Friday, July 15, 2011


French silk scarf from the Collection of Deanna Littell

When my mother's aunt Flora came from Drayton Plains to visit us in Detroit one cold fall, she forgot to pack a head scarf.  The four of us, my father staying in the parked car, made the nearest Montgomery Ward's our one-stop shop for a new scarf.

Flora, a no-fuss-woman,  expertly reached into the counter's neat pile of 36-inch silk squares and fished out a print, shook it open, then refolded it into a triangle and tied the ends under her chin,  "A paisley is always good", she explained when paying for it.

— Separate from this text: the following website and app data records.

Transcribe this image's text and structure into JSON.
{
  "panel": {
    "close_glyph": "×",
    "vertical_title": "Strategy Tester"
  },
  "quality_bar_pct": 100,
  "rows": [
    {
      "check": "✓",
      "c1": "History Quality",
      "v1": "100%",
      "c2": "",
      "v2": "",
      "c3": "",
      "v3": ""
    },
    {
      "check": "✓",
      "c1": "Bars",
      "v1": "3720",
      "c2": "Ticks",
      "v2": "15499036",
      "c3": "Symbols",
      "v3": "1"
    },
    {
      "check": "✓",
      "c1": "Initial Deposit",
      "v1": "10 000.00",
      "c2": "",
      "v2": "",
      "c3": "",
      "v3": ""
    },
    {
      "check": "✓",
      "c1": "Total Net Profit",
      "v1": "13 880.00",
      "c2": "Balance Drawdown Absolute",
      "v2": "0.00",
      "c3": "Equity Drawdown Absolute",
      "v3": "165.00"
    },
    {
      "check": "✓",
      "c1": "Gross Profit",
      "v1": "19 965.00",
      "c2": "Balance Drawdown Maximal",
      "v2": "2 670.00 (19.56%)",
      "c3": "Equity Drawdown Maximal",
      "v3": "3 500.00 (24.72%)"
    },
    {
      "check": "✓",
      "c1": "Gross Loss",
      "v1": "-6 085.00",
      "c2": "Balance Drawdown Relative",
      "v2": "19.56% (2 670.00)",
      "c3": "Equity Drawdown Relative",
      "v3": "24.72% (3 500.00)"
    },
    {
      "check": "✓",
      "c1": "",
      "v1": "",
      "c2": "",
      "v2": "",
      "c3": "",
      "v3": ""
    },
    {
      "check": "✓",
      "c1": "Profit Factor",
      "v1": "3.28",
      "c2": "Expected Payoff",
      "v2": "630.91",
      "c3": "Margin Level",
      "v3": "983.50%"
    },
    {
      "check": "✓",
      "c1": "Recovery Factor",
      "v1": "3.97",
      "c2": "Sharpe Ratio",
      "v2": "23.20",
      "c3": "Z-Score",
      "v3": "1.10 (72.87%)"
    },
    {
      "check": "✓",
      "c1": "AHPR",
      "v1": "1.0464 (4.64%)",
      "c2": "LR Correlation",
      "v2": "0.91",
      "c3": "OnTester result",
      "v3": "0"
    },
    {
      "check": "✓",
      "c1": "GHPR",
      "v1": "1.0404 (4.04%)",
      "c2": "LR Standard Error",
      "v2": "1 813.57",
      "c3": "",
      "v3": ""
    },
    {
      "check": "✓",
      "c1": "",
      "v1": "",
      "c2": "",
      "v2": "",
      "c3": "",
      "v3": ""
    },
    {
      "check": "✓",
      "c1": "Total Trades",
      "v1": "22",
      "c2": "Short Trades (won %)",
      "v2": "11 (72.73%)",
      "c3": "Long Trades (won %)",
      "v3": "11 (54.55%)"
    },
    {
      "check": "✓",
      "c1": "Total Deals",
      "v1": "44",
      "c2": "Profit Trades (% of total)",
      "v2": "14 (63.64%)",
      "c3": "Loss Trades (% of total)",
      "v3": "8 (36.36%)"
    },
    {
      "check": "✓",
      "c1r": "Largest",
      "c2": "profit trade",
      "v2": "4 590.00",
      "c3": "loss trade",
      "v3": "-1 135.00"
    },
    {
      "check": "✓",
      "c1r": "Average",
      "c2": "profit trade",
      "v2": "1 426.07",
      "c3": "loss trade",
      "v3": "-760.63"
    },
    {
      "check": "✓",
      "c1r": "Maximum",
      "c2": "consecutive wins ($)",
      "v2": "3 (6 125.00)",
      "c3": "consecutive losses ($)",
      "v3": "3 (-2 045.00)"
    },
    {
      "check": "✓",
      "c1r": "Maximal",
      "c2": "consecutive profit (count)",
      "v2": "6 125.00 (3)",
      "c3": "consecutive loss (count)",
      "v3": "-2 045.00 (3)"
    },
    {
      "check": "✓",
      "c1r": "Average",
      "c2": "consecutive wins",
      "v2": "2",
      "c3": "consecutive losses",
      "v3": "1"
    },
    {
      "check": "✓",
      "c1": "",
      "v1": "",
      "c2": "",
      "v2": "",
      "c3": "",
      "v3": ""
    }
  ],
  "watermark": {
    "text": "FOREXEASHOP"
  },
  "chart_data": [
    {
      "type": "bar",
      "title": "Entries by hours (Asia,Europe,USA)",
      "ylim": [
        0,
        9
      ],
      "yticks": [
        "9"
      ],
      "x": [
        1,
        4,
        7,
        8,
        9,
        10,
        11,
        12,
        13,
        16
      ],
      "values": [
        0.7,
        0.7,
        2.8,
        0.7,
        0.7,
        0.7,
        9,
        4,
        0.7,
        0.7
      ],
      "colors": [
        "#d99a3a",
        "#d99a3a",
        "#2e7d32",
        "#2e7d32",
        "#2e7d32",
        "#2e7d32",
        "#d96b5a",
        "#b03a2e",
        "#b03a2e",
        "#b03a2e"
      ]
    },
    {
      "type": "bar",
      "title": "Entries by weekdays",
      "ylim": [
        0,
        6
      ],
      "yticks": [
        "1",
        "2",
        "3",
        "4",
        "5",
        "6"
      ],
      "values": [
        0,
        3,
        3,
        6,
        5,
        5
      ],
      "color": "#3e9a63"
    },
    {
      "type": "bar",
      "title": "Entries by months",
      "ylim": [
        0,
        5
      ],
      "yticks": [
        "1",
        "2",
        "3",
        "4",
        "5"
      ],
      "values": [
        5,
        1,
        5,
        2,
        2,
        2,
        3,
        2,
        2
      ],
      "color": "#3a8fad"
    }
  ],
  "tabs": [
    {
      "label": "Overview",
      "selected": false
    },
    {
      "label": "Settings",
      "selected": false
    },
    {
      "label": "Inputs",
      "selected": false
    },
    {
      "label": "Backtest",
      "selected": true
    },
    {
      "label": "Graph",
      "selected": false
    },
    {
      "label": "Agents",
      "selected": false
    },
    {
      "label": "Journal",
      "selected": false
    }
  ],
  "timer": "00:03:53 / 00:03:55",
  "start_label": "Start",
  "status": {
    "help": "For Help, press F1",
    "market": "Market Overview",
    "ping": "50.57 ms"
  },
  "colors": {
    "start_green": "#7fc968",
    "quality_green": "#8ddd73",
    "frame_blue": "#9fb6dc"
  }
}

"What is a paisley?" I wanted to know. I have no idea how old I was, maybe 9 and as usual, when I asked a question of adults I walked into a bubble of empty, airless silence. No one ever acknowledged or answered, so I discovered that the best route was to pretend it didn't matter.  But obviously, it really did.

Decades later, I found out that Flora's father, François, was from Farbersviller, a small commune in the Lorraine region of France and that Lorraine's twin region, Alsace, was famous for the Mulhouse commune where some of the world's most uniquely beautiful paisley (cachemire) motifs were printed onto fabric. Perhaps one day in a Lorraine market of the mid 19th century, Flora's grandmother picked out a Mulhouse fabric and contemplated turning it into an apron to wear over her Sunday skirt.  She may have also explained: "Le cachemire est toujours un bon choix." JP